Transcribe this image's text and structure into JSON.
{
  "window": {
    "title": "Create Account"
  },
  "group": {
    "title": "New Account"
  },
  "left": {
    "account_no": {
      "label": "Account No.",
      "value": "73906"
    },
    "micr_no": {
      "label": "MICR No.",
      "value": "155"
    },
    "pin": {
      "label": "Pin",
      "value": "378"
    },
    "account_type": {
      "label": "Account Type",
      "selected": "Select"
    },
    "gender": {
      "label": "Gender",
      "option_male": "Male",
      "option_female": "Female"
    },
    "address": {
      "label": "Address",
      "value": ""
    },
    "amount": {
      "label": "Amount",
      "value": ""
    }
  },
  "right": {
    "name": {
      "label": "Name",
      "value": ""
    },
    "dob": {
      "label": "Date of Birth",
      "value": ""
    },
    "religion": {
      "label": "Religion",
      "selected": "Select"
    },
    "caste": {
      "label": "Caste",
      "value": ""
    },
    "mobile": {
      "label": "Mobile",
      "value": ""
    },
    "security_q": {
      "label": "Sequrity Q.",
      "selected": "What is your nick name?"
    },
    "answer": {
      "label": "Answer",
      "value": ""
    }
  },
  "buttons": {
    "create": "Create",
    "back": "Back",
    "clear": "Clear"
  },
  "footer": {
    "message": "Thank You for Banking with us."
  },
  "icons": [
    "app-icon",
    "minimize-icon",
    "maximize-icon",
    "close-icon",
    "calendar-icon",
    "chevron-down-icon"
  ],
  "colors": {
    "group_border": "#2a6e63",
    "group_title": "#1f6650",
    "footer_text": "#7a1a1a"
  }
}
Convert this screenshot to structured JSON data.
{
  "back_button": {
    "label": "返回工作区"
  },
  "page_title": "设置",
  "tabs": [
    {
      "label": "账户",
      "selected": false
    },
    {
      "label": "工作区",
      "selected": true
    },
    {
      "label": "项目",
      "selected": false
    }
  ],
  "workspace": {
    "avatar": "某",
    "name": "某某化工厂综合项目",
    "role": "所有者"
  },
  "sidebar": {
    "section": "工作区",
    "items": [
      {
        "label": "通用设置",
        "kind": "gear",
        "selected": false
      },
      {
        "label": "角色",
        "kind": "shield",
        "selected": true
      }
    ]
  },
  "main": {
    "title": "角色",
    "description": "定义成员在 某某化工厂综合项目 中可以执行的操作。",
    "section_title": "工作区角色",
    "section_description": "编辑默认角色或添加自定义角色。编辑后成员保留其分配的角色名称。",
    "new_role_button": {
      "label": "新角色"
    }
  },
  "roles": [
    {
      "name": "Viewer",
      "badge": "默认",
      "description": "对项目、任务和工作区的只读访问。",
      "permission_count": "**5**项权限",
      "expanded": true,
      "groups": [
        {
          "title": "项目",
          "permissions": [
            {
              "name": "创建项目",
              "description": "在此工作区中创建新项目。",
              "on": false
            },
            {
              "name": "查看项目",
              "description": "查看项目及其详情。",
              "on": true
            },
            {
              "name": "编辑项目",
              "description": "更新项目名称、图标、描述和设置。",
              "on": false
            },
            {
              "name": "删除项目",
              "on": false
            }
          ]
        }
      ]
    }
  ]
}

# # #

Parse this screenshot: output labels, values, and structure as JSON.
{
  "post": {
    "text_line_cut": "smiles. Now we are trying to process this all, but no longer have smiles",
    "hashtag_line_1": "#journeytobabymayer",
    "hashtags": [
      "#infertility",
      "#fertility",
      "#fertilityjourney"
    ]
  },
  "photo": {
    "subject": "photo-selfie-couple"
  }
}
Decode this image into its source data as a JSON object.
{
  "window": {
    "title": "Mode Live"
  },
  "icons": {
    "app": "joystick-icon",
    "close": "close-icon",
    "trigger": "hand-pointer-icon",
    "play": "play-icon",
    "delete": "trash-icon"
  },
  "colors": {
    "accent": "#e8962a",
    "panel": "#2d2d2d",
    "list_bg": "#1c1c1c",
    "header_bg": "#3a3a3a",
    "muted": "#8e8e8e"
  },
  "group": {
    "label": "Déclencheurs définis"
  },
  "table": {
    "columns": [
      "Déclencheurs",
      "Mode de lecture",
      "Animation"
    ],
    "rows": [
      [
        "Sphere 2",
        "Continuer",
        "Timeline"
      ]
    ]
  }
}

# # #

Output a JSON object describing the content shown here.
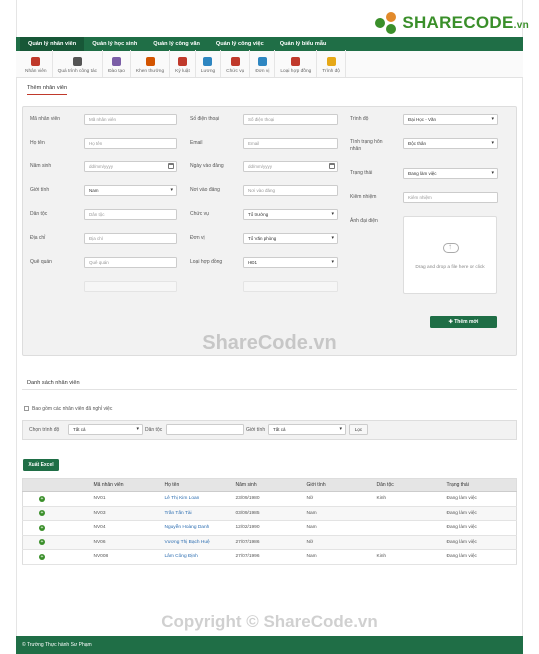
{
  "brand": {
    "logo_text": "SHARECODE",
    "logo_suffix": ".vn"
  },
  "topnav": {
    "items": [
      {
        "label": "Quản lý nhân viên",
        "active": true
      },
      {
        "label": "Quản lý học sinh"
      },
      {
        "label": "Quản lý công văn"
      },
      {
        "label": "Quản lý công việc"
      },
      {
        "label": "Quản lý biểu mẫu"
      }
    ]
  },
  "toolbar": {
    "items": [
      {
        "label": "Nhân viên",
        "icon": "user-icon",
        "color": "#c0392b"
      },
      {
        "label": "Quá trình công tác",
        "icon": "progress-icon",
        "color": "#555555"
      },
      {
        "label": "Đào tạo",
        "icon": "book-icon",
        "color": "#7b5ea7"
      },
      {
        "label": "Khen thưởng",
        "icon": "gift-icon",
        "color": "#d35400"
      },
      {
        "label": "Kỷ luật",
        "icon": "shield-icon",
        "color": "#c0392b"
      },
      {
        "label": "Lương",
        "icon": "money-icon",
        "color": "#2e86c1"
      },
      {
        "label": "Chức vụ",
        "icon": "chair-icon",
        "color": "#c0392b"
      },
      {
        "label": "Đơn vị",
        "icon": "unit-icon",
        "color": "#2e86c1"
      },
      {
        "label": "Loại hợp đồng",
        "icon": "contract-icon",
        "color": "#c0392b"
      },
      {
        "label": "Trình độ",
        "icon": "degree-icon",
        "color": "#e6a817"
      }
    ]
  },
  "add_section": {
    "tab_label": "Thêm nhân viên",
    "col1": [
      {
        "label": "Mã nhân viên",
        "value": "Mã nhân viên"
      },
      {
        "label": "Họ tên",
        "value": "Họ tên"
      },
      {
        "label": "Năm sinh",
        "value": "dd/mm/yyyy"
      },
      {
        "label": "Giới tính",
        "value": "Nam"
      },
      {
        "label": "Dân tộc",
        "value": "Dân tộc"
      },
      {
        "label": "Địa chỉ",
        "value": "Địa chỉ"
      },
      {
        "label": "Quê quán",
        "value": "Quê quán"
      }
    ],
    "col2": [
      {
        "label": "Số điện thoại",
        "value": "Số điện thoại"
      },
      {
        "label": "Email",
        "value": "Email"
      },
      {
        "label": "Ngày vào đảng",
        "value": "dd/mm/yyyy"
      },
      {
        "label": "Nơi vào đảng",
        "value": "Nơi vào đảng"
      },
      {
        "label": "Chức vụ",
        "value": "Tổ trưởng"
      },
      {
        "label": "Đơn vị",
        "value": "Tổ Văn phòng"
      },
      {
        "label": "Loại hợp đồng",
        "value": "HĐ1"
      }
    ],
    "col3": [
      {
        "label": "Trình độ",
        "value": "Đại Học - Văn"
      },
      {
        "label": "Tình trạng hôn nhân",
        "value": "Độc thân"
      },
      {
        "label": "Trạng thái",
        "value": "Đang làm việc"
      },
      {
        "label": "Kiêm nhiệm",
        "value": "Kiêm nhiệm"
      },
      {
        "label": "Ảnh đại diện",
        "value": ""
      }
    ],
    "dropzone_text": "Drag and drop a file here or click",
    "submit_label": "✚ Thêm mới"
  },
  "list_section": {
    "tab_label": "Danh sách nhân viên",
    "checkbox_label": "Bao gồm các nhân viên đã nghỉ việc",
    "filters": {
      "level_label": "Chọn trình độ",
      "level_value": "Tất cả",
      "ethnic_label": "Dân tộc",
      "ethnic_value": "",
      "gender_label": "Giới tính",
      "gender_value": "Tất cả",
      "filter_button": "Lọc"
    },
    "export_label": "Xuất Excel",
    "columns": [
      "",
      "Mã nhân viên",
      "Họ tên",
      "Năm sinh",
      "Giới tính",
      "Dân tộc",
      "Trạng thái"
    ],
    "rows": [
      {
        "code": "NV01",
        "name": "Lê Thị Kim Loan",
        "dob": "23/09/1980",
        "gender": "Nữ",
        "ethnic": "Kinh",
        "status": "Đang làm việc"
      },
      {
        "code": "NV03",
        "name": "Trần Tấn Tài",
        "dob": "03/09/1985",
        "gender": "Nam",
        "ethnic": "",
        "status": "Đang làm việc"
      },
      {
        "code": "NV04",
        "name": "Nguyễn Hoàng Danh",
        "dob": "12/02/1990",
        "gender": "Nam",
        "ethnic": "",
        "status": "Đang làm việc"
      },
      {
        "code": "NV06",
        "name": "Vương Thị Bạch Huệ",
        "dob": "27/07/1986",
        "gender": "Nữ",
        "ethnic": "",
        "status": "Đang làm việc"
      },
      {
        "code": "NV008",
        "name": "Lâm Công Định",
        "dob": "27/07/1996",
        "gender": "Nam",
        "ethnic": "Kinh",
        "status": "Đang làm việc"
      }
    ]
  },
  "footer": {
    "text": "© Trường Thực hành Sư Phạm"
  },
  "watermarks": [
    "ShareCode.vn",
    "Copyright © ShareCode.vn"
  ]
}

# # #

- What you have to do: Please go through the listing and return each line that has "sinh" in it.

- Your response:
        "label": "Quản lý học sinh"
        "label": "Năm sinh",
      "Năm sinh",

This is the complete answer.